The financial relationship between physicians and industries has become a hotly debated issue globally. The Physician Payments Sunshine Act of the US Affordable Care Act (2010) promoted transparency of the transactions between industries and physicians by making remuneration data publicly accessible in the Open Payments Program database. Meanwhile, according to the World Health Organization, the majority of all noncommunicable disease deaths were caused by cardiovascular disease.

Objective:

This study aimed to investigate the distribution of non-research and non-ownership payments made to thoracic surgeons, to explore the regularity of financial relationships between industries and thoracic surgeons.

Methods:

Annual statistical data were obtained from the Open Payments Program general payment dataset from 2014-2016. We characterized the distribution of annual payments with single payment transactions greater than US $10,000, quantified the major expense categories (eg, Compensation, Consulting Fees, Travel and Lodging), and identified the 30 highest-paying industries. Moreover, we drew out the financial relations between industries to thoracic surgeons using chord diagram visualization.

Results:

The three highest categories with single payments greater than US $10,000 were Royalty or License, Compensation, and Consulting Fees. Payments related to Royalty or License transferred from only 5.38% of industries to 0.75% of surgeons with the highest median (US $13,753, $11,992, and $10,614 respectively) in 3-year period. In contrast, payments related to Food and Beverage transferred from 93.50% of industries to 98.48% of surgeons with the lowest median (US $28, $27, and $27). The top 30 highest-paying industries made up approximately 90% of the total payments (US $21,036,972, $23,304,996, and $28,116,336). Furthermore, just under 9% of surgeons received approximately 80% of the total payments in each of the 3 years. Specifically, the 100 highest cumulative payments, accounting for 52.69% of the total, transferred from 27 (6.05%) pharmaceutical industries to 86 (1.89%) thoracic surgeons from 2014-2016; 7 surgeons received payments greater than US $1,000,000; 12 surgeons received payments greater than US $400,000. The majority (90%) of these surgeons received tremendous value from only one industry.

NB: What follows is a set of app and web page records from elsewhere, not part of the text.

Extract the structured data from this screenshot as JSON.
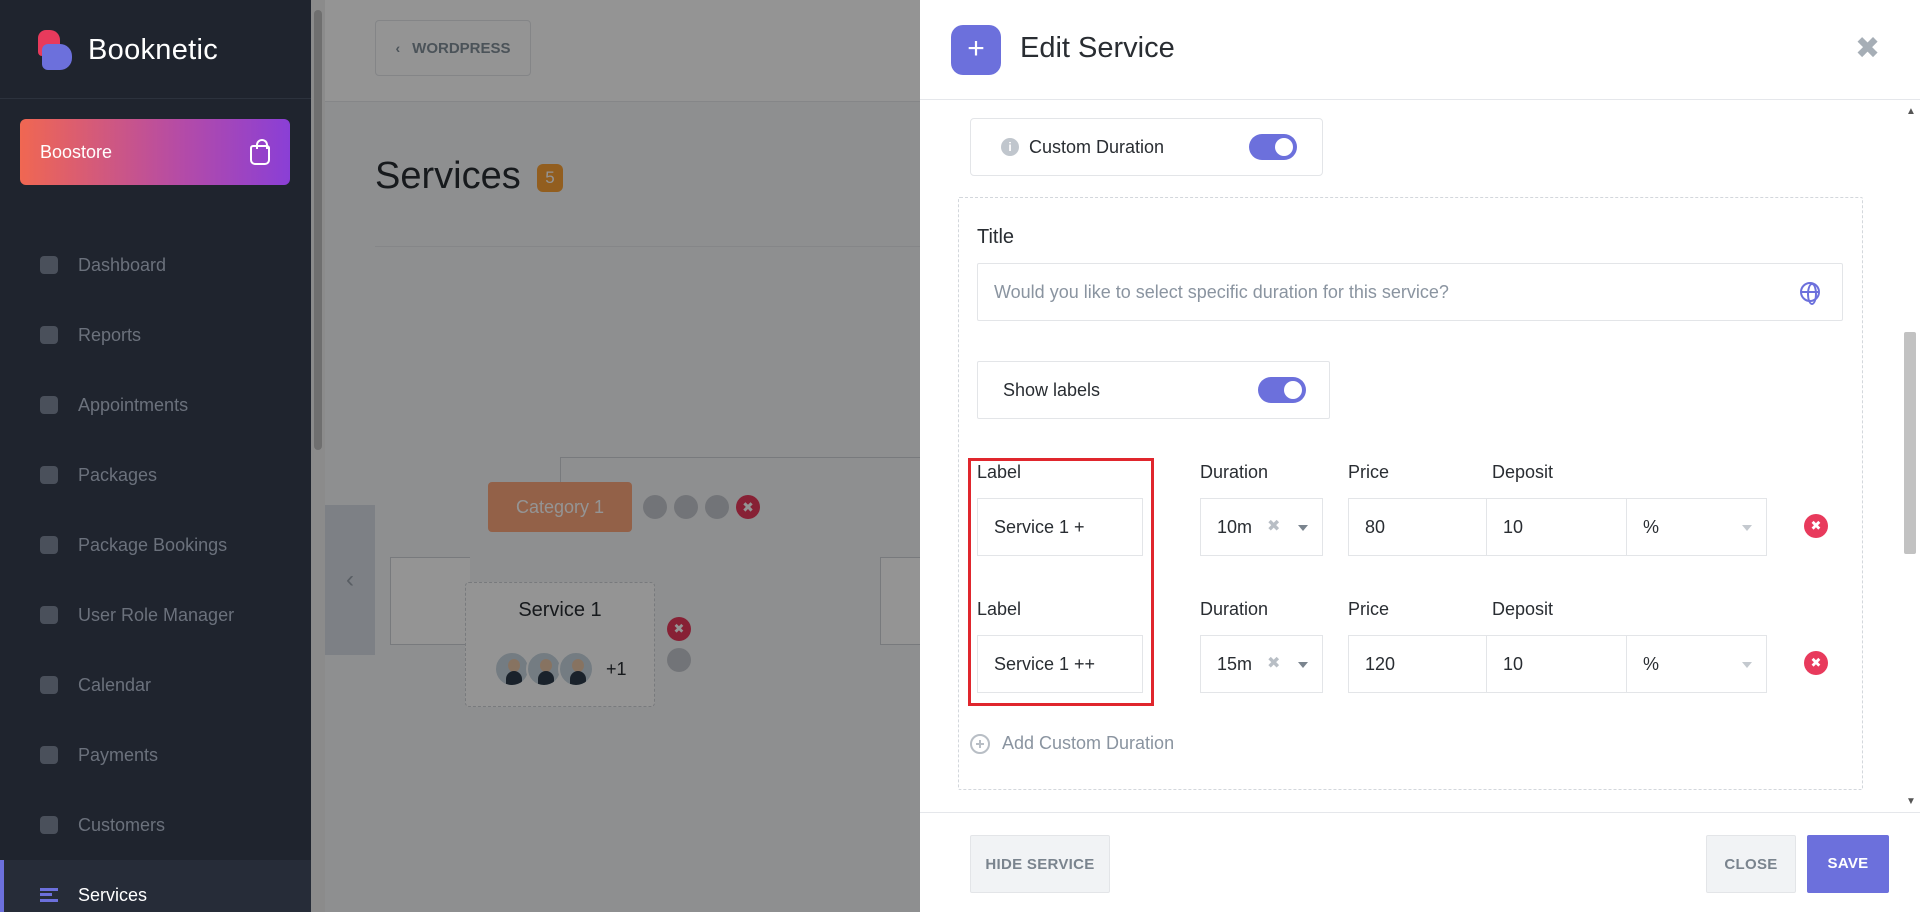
{
  "app": {
    "name": "Booknetic"
  },
  "sidebar": {
    "boostore_label": "Boostore",
    "items": [
      {
        "label": "Dashboard",
        "icon": "cube-icon"
      },
      {
        "label": "Reports",
        "icon": "chart-icon"
      },
      {
        "label": "Appointments",
        "icon": "clock-icon"
      },
      {
        "label": "Packages",
        "icon": "boxes-icon"
      },
      {
        "label": "Package Bookings",
        "icon": "box-open-icon"
      },
      {
        "label": "User Role Manager",
        "icon": "user-plus-icon"
      },
      {
        "label": "Calendar",
        "icon": "calendar-icon"
      },
      {
        "label": "Payments",
        "icon": "wallet-icon"
      },
      {
        "label": "Customers",
        "icon": "users-icon"
      },
      {
        "label": "Services",
        "icon": "list-icon",
        "active": true
      }
    ]
  },
  "main": {
    "wordpress_label": "WORDPRESS",
    "page_title": "Services",
    "services_count": "5",
    "category_label": "Category 1",
    "service_name": "Service 1",
    "staff_more": "+1"
  },
  "modal": {
    "title": "Edit Service",
    "custom_duration_label": "Custom Duration",
    "title_field_label": "Title",
    "title_placeholder": "Would you like to select specific duration for this service?",
    "show_labels_label": "Show labels",
    "column_labels": {
      "label": "Label",
      "duration": "Duration",
      "price": "Price",
      "deposit": "Deposit"
    },
    "rows": [
      {
        "label": "Service 1 +",
        "duration": "10m",
        "price": "80",
        "deposit": "10",
        "deposit_type": "%"
      },
      {
        "label": "Service 1 ++",
        "duration": "15m",
        "price": "120",
        "deposit": "10",
        "deposit_type": "%"
      }
    ],
    "add_custom_duration": "Add Custom Duration",
    "footer": {
      "hide_service": "HIDE SERVICE",
      "close": "CLOSE",
      "save": "SAVE"
    }
  },
  "colors": {
    "accent": "#6c70dc",
    "danger": "#e83a5c",
    "highlight": "#e0262d",
    "sidebar_bg": "#1f242e"
  }
}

Conclusions:

There exists a great discrepancy in the distribution of payments by categories. Royalty or License Fees, Compensation, and Consulting Fees are the primary transferring channels of single large payments. The massive transfer from industries to surgeons has a strong “apical dominance” and excludability. Further research should focus on discovering the fundamental driving factors for the strong concentration of certain medical devices and how these payments will affect the industry itself.


 Citation

Please cite as:

Na X, Guo H, Zhang Y, Shen L, Wu S, Li J

Mining Open Payments Data: Analysis of Industry Payments to Thoracic Surgeons From 2014-2016

Journal of Medical Internet Research. (forthcoming/in press)

DOI: 10.2196/11655

URL: https://preprints.jmir.org/preprint/11655

PMID: 30504119

PMCID: 6294877

Per the author's request the PDF is not available.

© The authors. All rights reserved. This is a privileged document currently under peer-review/community review (or an accepted/rejected manuscript). Authors have provided JMIR Publications with an exclusive license to publish this preprint on it's website for review and ahead-of-print citation purposes only. While the final peer-reviewed paper may be licensed under a cc-by license on publication, at this stage authors and publisher expressively prohibit redistribution of this draft paper other than for review purposes.